Saturday, 02 April 2011 11:49


Published in Australia January 2007

Edmund Gosse's book about his relationship with his father, Philip Gosse changed the art of biography forever. Published in 1907, it caused a scandal. Until then all authors of an autobiography had to be mindful of the Fifth Commandment, 'Honour thy father and mother so that thy days be long in the land.' Criticise your parents and you're dead. Consequently, parents were spoken of only in terms of the greatest respect. For a son to write about his parents in terms of their strengths and weaknesses, and not merely chronicle but carefully analyse how an unbridgeable gap developed between a father and son, was exceedingly shocking.

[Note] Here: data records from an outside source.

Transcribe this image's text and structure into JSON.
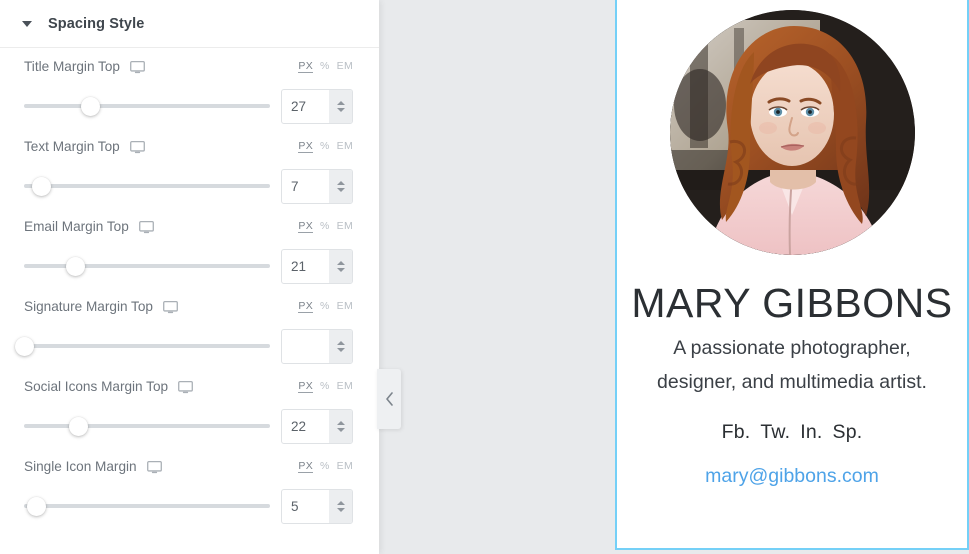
{
  "panel": {
    "title": "Spacing Style",
    "collapse_icon": "caret-down-icon",
    "collapse_handle_icon": "chevron-left-icon",
    "units": [
      "PX",
      "%",
      "EM"
    ],
    "active_unit": "PX",
    "device_icon": "desktop-monitor-icon",
    "rows": [
      {
        "label": "Title Margin Top",
        "value": "27",
        "percent": 27
      },
      {
        "label": "Text Margin Top",
        "value": "7",
        "percent": 7
      },
      {
        "label": "Email Margin Top",
        "value": "21",
        "percent": 21
      },
      {
        "label": "Signature Margin Top",
        "value": "",
        "percent": 0
      },
      {
        "label": "Social Icons Margin Top",
        "value": "22",
        "percent": 22
      },
      {
        "label": "Single Icon Margin",
        "value": "5",
        "percent": 5
      }
    ]
  },
  "preview": {
    "avatar_alt": "portrait-photo",
    "name": "MARY GIBBONS",
    "tagline_line1": "A passionate photographer,",
    "tagline_line2": "designer, and multimedia artist.",
    "social": [
      "Fb.",
      "Tw.",
      "In.",
      "Sp."
    ],
    "email": "mary@gibbons.com"
  },
  "colors": {
    "accent": "#74d0f7",
    "email_link": "#4ea3e8",
    "track": "#d6dade",
    "label": "#6d747c"
  }
}
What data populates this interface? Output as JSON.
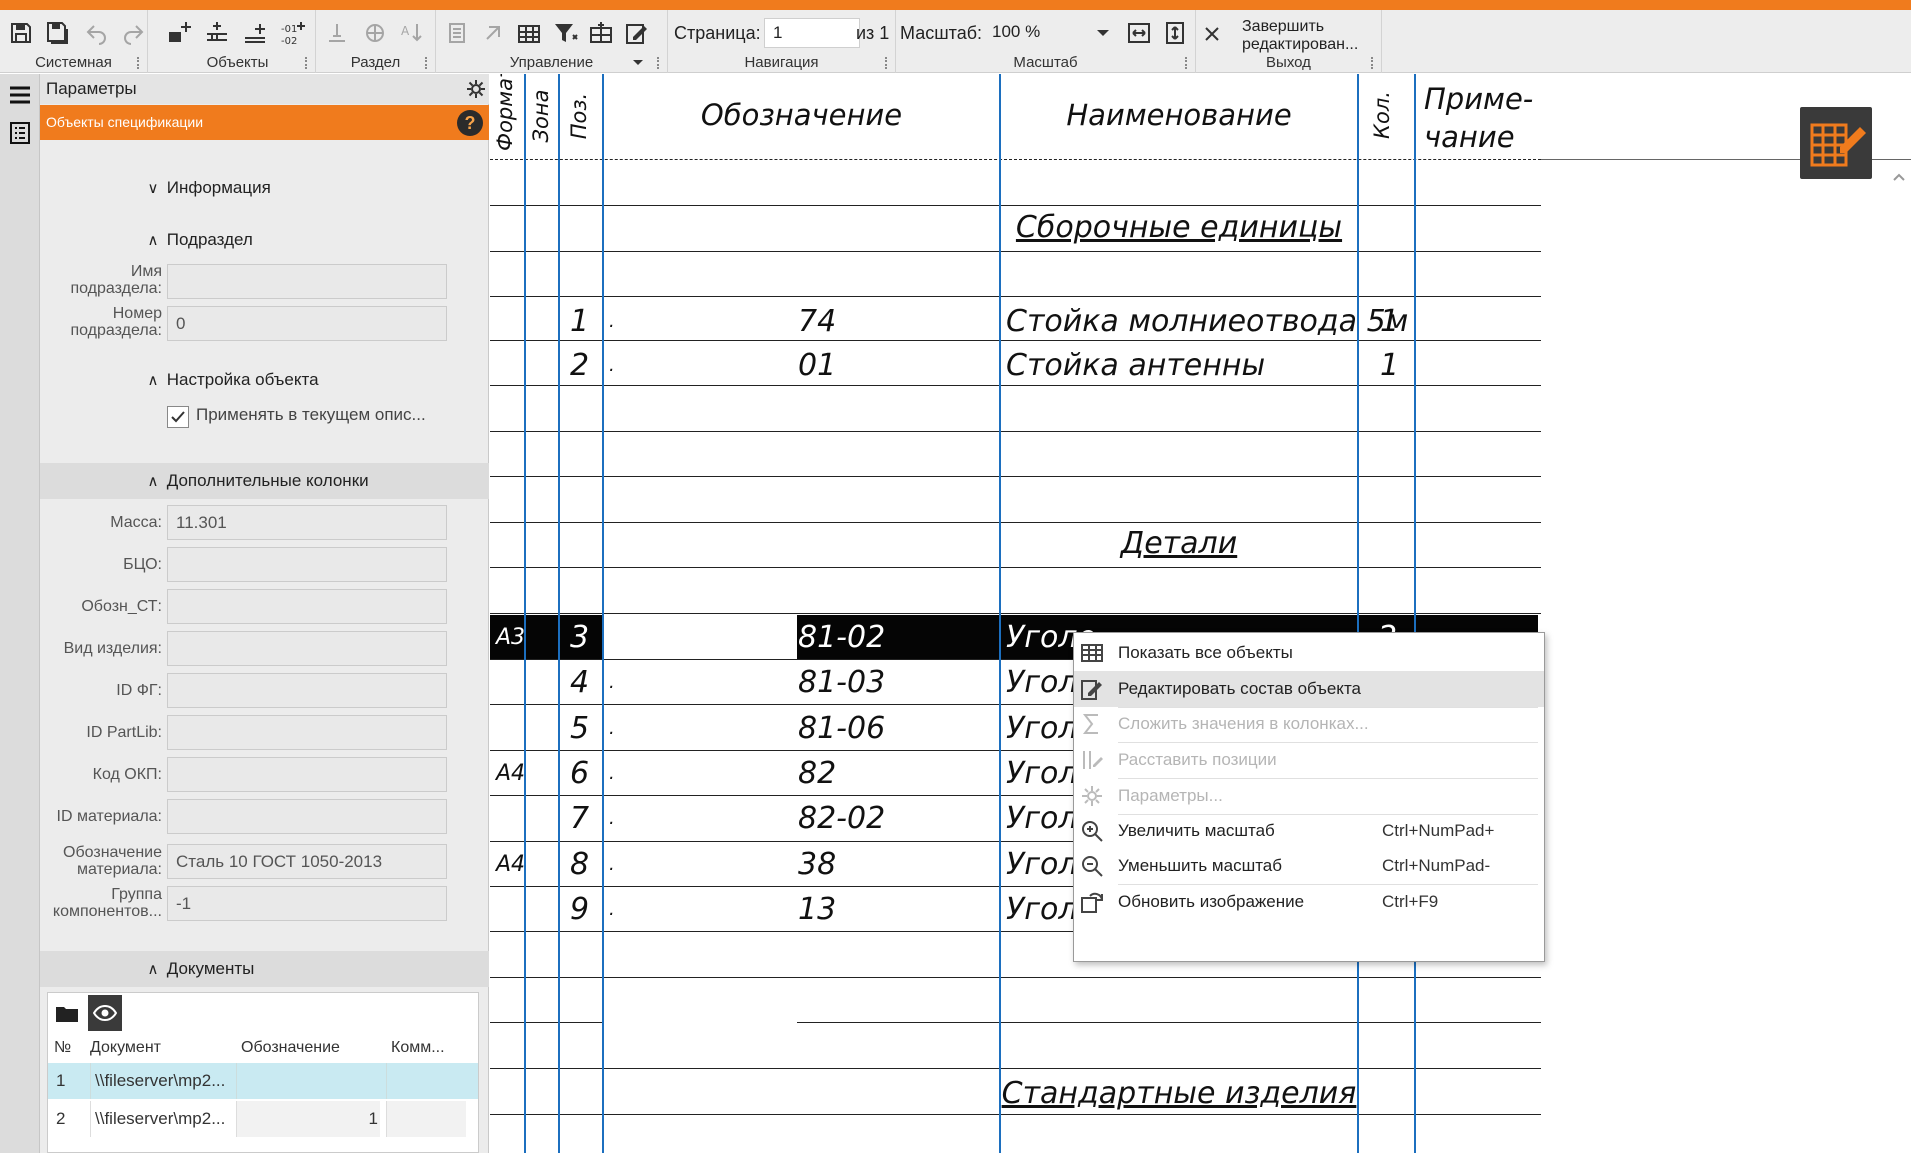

Philip Gosse was a geologist and naturalist and, as a devout Plymouth Brethren, tried to reconcile the Brethren's literal reading of the Book of Genesis with the increasing evidence, to which he had contributed, of evolution. The publication of Darwin's On the Origin of the Species was to him a terrible blow. Although the Gosse family lived in great poverty and the parents demanded much of their son, Edmund Gosse did not write a 'misery memoir' of the kind much in vogue at present. Rather the book is the work of someone who looked with both an adult's and a child's eye at the events of his childhood. Edmund Gosse remembered how he had interpreted these events when he was a child and contrasted this with his interpretation of those events when he became an adult. By looking at our past in this way we can discover who we are, and why. All of this Edmund Gosse set down in clear, simple and beautiful prose.

When I began working on my book about sibling relationships I blessed Edmund Gosse for showing how we ought to write about our childhoods. Because sibling relationships are so complex and various psychologists have had little to say about them. So I had to turn to those biographies which were written with the same truth and clarity as Father and Son. Without that book to set the standard of biography I could not have written My Dearest Enemy, My Dangerous Friend.

Edmund Gosse Father and Son (my copy Nonsuch Books, Stroud, Gloucestershire, UK, 2005)

Dorothy Rowe My Dearest Enemy, My Dangerous Friend Routledge, London, 2007, distributed in Australia by Palgrave Macmillan.